Sexually harassed in Pakistan, with or without a hijab
If covering up from head to toe is the answer to warding off lecherous gazes, then how does the West manage?
I have spent two years in Boston, a city that comes close to Karachi in terms of being, what is called, a metropolis. It may not be as large or chaotic as Karachi, but the comparison qualifies for the purpose of this piece.
While in Boston, I often found myself walking home from college at ungodly hours because I had to put in a lot of time studying at the library. In the time I spent there, I received around six or seven emails from the Boston University Police reporting crimes at or near the campus, much of them involving knife-wielding mugging. Hence, while walking home, I would be alert about who was around me. Never did I encounter a single incident where I felt unsafe or agitated by the roving eyes of men.
Now I would like to express how it feels to be back home. Right from the time I landed at the airport, I got a rude awakening when I witnessed the utter lack of respect for women on Karachi’s streets. For too long, the narrative of sexual harassment in Pakistan has blamed the woman for being dressed immodestly. However, women in the West often dress, what many here will consider immodest and yet, the men there do not ogle at them like they do here. Many will now be quick to point out that the US has the highest number of statistics on incidence of rape. But the US, compared with Pakistan, also has much higher crime-reporting statistics too.
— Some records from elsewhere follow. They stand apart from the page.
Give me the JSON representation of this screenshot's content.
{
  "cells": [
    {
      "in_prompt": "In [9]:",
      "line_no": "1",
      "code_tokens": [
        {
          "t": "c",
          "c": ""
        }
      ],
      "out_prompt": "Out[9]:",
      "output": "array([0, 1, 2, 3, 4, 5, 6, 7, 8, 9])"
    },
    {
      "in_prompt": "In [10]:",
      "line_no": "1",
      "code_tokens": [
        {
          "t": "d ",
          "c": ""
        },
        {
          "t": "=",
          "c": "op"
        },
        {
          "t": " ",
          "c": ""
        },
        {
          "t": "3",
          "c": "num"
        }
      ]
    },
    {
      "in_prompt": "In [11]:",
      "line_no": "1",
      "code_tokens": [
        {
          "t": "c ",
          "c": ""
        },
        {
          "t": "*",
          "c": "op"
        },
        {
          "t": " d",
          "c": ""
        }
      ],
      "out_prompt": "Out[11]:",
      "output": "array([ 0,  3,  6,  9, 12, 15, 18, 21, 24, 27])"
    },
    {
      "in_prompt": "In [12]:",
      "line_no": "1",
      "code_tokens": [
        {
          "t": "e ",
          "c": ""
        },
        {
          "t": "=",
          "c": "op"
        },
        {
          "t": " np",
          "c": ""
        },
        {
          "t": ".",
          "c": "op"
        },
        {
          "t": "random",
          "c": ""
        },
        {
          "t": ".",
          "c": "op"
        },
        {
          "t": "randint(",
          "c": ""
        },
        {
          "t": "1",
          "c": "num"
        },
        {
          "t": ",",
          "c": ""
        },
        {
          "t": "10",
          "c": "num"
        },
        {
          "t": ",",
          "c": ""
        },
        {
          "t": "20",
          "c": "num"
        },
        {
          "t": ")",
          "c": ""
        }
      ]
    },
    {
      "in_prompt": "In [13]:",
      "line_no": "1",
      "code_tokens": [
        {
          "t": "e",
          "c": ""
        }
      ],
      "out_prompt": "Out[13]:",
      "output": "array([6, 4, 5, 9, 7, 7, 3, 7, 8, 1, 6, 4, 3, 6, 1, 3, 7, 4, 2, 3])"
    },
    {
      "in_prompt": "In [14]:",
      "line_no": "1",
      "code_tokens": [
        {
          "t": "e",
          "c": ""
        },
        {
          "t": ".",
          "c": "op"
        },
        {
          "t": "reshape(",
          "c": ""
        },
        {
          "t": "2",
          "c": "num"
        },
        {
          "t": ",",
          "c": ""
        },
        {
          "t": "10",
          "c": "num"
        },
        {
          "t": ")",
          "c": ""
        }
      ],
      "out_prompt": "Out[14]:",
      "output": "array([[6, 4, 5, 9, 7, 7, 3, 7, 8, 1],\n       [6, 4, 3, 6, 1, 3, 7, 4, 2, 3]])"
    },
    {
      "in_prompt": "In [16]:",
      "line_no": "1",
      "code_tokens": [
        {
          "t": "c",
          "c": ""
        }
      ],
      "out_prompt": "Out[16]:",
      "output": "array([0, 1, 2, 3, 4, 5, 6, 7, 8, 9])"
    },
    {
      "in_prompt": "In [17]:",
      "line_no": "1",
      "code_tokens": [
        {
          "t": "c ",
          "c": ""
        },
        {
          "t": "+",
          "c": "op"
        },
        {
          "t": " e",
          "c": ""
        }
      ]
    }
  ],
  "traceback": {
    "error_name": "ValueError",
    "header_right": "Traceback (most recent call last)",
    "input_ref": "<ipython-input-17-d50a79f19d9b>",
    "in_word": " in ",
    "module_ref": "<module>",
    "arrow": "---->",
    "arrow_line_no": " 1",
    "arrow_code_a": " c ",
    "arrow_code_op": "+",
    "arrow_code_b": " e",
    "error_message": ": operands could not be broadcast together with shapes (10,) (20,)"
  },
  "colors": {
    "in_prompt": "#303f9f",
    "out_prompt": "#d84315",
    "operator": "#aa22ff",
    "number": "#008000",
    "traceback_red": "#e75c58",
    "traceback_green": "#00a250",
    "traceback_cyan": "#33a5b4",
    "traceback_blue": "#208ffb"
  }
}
For those who argue that hijab — and not any other form of modest clothing — would help in warding off roving gazes, they are mistaken. It riles me when men ascribe to this reasoning, for they have never been in the shoes of a woman, with or without hijab. There are plenty of women who observe hijab and still face sexual harassment in public.
If covering up from head to toe is the answer to warding off lecherous gazes, then how does the West manage to prevent men from ogling at liberally dressed women?
They have laws in place for sexual harassment in public places, which even includes visually-conducted harassment. Men in Pakistan have never been punished when they resort to this sin, thereby, limiting women’s freedom and unfairly making them scapegoats for actions of men.
Read more by Mifrah here.